In the third installment of DasGupta’s bestselling series, 12-year-old demon slayer Kiranmala and her friends must stop her father, the Serpent King, from collapsing the parallel dimensions of the multiverse into one in a nefarious plot to destroy its diversity.
Having saved Prince Neelkamal from her father at the end of Game of Stars (2019), Kiran must now save Prince Lalkamal, Neel’s brother, trapped in a New Jersey tree. But as Kiran traverses the multiverse, things get strange(r): When her auto-rickshaw collides with a pumpkin, the old woman who tumbles out turns from the woman from a well-loved folktale into the story’s ferocious tiger. The “story-smushing thing” keeps happening, and when a wormhole lands Kiran back in New Jersey, she returns to parents who are “colonized beyond repair”—they keep referring to her as “Karen” and rejecting her bicultural Bengali American identity. In line with its predecessors, this adventure is characteristically action-packed and funny: DasGupta riddles the text with in-jokes and puns, and her verbal gymnastics are wink-winks to readers who are fluent in Bengali or Hindi and/or familiar with South Asian culture. But this book is also the most ambitious of the trilogy.

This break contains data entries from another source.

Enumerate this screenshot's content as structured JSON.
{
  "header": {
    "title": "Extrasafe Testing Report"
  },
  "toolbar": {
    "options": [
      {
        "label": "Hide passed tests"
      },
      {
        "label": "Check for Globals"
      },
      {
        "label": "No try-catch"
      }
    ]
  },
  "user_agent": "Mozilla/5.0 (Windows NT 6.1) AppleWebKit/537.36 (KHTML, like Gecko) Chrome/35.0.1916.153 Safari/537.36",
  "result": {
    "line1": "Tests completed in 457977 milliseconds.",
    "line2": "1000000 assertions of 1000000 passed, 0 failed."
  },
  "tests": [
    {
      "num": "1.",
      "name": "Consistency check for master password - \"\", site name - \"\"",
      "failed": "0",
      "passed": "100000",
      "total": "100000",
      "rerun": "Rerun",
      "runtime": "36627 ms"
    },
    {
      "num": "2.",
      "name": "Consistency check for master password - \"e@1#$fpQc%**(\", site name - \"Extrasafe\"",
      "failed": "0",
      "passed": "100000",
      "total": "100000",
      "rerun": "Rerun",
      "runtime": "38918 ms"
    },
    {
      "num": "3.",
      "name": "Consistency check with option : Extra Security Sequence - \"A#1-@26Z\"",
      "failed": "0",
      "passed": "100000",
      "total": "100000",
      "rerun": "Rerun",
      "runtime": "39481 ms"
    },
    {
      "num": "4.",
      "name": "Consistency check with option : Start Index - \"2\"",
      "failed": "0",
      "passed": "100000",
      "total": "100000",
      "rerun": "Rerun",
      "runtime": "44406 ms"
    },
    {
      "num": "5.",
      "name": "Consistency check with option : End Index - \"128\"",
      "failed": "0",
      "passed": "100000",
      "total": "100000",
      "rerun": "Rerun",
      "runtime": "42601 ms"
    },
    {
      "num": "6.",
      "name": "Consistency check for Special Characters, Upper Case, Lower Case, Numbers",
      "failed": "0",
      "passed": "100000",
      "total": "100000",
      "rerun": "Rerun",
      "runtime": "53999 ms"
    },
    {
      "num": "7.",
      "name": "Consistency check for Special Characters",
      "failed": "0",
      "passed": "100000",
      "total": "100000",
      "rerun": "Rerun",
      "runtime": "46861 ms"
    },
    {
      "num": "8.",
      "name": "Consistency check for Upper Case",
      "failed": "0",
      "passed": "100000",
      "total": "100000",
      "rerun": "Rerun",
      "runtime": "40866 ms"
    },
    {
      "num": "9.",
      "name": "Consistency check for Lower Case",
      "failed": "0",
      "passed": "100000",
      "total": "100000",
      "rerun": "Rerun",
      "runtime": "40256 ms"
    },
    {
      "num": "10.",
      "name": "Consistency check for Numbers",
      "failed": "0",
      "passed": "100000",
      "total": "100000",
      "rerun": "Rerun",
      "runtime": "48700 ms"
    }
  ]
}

Not only does it draw inspiration from Bengali folklore, South Asian and American pop culture, and metaphysics, it also reinforces seamlessly and with righteousness the series’ central themes: that stories are powerful, and that many stories are necessary to imagine a just future.
An eminently satisfying closer to a thoughtful, complex, and very funny adventure series. (Fantasy. 10-14)